So says her first manager, Bob Leone, who first met Gaga at an open mic night when she was 13 or 14 years old.
“She was painfully shy – very different from who she is now,” Leone tells PEOPLE. “She came to the open mics with her mother twice before she built up the courage to go onstage.”
Leone, a former director for the Songwriters Hall of Fame, worked with Gaga (then Stefani Germanotta) for several years and managed her for six months in 2006. He is now auctioning off nine pieces of Gaga memorabilia (including a never-released 2002 demo recording and original Stefani Germanotta CDs) for a Gotta Have Rock ‘N Roll online auction.
When he first heard the future pop star perform, “She was prodigy-like,” he says. “She was clearly a very good songwriter and keyboard player.” Plus, he was able to see her transformation from Germanotta to Gaga firsthand.
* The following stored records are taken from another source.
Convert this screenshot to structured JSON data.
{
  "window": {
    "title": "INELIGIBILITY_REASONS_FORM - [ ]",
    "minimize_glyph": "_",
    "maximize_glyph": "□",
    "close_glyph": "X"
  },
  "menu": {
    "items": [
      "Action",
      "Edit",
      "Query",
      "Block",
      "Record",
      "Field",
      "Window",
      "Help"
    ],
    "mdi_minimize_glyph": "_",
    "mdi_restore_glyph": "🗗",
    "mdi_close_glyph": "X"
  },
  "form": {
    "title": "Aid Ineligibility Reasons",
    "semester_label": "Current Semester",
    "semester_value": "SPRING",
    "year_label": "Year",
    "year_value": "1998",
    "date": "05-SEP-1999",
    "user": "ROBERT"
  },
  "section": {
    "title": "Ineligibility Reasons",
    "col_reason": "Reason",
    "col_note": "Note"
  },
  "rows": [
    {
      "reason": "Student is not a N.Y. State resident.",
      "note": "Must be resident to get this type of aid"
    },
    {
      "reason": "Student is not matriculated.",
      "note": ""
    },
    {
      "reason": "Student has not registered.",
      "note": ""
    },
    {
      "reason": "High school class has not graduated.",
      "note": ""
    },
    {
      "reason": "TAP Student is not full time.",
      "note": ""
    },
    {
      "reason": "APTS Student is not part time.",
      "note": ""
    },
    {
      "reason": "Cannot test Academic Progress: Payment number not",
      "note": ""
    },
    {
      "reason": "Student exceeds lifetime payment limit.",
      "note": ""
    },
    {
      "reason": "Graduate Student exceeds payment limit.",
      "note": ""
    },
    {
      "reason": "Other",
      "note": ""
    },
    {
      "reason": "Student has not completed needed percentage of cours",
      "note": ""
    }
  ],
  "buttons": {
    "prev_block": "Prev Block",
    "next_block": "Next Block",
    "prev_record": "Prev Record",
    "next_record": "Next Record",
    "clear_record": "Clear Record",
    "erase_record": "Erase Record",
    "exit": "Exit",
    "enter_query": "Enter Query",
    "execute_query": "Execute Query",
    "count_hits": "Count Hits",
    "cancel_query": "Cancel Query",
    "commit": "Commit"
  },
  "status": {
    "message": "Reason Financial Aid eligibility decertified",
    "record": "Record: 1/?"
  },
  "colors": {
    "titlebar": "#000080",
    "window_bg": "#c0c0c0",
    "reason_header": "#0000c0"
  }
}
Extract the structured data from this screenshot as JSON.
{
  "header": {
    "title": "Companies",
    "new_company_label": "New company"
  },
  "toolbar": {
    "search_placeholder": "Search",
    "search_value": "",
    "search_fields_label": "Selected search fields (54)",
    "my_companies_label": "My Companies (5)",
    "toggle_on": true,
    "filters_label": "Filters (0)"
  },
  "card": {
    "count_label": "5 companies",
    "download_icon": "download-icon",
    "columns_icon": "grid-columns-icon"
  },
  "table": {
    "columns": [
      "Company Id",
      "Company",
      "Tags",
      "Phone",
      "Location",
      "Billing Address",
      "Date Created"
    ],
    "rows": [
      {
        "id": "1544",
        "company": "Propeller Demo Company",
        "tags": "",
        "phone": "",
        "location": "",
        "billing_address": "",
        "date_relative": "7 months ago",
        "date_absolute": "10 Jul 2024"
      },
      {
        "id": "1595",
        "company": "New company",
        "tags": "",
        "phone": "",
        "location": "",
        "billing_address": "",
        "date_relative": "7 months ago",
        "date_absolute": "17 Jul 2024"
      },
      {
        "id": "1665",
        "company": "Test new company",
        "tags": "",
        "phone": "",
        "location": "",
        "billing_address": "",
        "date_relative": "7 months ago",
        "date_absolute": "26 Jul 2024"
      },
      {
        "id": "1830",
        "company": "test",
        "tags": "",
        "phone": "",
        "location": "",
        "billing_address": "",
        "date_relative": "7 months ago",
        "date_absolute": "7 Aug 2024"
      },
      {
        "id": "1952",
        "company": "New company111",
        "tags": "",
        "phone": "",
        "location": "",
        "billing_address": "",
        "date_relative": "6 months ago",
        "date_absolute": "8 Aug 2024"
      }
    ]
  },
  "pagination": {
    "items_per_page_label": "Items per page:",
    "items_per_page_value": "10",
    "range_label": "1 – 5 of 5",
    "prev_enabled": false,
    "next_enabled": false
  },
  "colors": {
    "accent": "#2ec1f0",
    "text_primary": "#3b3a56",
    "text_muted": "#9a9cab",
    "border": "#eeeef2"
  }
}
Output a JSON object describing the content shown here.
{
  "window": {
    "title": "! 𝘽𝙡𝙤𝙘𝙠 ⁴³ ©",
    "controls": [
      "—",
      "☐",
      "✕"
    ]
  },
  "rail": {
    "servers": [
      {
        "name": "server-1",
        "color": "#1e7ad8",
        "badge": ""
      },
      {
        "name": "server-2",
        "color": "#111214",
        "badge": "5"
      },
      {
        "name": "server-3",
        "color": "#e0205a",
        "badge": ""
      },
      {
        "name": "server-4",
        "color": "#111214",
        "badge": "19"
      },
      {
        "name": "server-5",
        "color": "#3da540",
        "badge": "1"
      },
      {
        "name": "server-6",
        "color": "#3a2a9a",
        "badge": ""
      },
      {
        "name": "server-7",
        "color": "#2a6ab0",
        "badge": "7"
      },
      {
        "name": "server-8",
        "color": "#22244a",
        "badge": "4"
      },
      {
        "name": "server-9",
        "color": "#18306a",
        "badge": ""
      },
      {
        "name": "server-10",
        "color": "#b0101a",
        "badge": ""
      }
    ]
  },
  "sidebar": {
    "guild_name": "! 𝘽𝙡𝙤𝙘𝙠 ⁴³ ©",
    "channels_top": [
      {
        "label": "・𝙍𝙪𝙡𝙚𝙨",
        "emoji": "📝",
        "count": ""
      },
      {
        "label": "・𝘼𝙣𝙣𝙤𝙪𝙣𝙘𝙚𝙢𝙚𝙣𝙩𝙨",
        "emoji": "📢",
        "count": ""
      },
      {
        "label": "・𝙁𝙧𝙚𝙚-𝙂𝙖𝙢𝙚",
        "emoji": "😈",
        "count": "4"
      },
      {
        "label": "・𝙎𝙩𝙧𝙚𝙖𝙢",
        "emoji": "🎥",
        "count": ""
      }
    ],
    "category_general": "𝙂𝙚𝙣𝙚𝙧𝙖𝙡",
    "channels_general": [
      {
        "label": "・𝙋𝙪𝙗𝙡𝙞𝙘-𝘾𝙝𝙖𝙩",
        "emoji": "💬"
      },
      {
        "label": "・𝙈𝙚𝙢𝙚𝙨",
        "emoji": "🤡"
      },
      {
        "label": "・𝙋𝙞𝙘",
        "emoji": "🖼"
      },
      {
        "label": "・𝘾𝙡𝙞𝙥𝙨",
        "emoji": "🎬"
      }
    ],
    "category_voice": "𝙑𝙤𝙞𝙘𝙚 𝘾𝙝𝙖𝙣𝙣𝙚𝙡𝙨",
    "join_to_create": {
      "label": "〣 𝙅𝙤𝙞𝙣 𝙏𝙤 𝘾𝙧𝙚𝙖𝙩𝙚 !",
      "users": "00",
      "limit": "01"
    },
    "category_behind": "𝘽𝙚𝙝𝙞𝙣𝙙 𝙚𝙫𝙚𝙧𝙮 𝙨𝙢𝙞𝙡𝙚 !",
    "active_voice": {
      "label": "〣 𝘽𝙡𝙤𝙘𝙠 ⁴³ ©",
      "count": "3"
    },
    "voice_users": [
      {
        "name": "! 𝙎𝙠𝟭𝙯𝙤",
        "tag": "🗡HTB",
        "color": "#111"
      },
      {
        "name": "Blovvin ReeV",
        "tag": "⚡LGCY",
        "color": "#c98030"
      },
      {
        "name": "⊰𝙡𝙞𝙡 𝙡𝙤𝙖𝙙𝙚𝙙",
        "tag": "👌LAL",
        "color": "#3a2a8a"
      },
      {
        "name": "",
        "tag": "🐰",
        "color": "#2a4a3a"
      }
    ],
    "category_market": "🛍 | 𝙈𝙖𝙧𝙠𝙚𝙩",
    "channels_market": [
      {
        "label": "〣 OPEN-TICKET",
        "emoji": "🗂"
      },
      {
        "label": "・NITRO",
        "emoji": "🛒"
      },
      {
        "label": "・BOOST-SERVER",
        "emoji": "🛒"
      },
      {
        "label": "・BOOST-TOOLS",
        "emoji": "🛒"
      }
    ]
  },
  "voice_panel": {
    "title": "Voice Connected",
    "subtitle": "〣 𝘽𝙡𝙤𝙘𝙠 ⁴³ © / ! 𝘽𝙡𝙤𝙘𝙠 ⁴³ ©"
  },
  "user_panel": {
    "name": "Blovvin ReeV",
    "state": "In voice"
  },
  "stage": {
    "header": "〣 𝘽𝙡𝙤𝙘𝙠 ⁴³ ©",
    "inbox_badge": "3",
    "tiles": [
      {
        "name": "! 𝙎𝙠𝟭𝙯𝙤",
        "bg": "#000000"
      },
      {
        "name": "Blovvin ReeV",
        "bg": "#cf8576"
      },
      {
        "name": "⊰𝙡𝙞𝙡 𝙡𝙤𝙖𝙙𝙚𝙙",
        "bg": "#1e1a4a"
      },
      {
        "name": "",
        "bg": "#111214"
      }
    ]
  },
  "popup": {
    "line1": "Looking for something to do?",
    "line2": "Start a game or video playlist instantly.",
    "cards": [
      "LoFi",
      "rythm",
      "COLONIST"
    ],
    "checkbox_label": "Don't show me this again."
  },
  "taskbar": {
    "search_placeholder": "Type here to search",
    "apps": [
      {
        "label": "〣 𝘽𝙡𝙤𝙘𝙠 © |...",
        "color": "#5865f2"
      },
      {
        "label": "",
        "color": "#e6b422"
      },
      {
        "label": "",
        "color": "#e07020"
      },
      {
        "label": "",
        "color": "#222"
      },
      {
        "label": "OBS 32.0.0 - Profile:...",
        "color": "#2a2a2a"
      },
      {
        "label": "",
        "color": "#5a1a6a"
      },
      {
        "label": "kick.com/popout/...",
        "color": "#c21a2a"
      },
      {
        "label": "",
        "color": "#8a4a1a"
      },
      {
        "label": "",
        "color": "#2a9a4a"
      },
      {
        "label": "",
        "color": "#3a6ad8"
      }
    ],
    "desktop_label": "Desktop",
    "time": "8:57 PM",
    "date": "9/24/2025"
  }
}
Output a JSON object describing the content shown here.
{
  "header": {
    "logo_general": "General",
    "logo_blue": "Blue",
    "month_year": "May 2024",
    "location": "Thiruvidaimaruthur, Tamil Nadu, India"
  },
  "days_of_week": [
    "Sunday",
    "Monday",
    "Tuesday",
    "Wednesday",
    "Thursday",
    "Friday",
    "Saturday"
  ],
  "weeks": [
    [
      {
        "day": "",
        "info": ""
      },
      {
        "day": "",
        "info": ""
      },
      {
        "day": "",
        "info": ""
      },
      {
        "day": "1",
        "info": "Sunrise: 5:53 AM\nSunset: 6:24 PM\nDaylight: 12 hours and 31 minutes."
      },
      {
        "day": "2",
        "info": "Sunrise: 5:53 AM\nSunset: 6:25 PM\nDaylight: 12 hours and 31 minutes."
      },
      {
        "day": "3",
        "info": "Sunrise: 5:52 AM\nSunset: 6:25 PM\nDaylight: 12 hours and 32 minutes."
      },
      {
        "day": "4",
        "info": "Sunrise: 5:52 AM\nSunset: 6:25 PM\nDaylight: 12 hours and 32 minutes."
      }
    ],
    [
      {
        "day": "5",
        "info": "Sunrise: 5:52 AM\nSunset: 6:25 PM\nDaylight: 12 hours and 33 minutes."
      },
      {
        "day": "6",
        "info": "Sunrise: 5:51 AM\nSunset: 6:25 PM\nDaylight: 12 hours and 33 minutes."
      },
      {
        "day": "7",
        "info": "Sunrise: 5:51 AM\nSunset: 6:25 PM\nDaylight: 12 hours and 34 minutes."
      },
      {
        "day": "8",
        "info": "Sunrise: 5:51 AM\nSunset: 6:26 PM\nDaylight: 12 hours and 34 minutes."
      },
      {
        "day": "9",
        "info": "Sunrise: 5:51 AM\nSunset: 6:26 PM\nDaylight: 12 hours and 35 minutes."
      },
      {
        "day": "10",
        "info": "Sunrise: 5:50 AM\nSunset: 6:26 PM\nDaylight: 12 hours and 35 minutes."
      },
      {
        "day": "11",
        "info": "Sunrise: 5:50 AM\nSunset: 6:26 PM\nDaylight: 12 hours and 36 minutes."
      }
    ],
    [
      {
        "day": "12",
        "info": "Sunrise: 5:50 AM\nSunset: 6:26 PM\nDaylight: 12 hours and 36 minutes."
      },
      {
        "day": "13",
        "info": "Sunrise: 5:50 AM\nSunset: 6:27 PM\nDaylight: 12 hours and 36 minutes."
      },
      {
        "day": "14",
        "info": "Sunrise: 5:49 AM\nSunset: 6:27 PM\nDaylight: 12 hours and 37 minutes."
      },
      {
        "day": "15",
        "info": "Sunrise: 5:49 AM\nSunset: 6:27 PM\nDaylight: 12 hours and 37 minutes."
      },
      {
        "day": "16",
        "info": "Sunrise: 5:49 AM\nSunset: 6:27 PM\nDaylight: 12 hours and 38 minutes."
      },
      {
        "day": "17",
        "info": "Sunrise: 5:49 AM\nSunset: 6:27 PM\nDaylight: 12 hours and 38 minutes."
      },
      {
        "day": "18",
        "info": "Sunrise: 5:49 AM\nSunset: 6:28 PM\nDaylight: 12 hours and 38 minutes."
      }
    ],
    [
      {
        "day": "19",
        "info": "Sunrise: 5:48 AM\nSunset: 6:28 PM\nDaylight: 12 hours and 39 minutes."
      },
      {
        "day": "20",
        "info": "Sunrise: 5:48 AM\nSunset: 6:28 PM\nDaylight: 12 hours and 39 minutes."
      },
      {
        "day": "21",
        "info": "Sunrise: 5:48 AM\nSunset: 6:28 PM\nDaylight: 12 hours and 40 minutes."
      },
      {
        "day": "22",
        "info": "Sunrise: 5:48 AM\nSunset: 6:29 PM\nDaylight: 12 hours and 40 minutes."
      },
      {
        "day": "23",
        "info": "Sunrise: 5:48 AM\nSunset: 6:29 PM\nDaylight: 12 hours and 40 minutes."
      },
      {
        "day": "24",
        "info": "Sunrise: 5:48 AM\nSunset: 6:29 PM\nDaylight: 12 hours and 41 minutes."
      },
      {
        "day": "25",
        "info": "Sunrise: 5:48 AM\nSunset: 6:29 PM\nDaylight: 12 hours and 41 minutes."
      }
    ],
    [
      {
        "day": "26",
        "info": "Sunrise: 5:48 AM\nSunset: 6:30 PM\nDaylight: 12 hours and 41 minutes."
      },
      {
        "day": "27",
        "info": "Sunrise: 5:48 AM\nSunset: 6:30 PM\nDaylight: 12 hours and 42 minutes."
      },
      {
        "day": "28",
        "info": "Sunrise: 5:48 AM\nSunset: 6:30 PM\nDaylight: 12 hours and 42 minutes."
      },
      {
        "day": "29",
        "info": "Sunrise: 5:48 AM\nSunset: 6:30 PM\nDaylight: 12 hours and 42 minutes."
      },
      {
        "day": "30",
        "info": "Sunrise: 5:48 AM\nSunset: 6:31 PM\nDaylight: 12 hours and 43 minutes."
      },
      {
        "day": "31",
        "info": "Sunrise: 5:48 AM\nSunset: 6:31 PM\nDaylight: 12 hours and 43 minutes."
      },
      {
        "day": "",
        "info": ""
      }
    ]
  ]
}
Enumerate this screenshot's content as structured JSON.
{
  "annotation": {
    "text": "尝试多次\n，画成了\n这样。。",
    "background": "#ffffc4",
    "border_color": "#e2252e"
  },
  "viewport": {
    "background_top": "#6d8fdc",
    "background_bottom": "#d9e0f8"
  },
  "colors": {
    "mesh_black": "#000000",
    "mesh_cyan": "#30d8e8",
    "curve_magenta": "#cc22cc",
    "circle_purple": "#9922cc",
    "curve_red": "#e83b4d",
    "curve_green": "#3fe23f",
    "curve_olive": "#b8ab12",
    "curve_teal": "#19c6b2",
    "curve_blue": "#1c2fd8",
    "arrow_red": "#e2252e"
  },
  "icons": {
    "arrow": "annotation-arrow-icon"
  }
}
“It was a very important six months because going into it, she was Stefani, and she was still writing pop music. By the end of that six month period, she was officially Lady Gaga.”
With the evolution complete, Gaga’s stage presence came along as well.
At a 2006 showcase with several artists, “She blew everyone away,” Leone says. “Nobody talked about anything after that show but Lady Gaga. She bantered with the audience and was very funny. I never noticed that sense of humor when she was Stefani.”
The same goes for her self-confidence, which was already firmly in place by 2006.
“Whenever someone asked her, ‘what is your goal?’ she would always give the same two-word answer: ‘world domination,'” says Leone with a laugh. And now? “She’s got it!”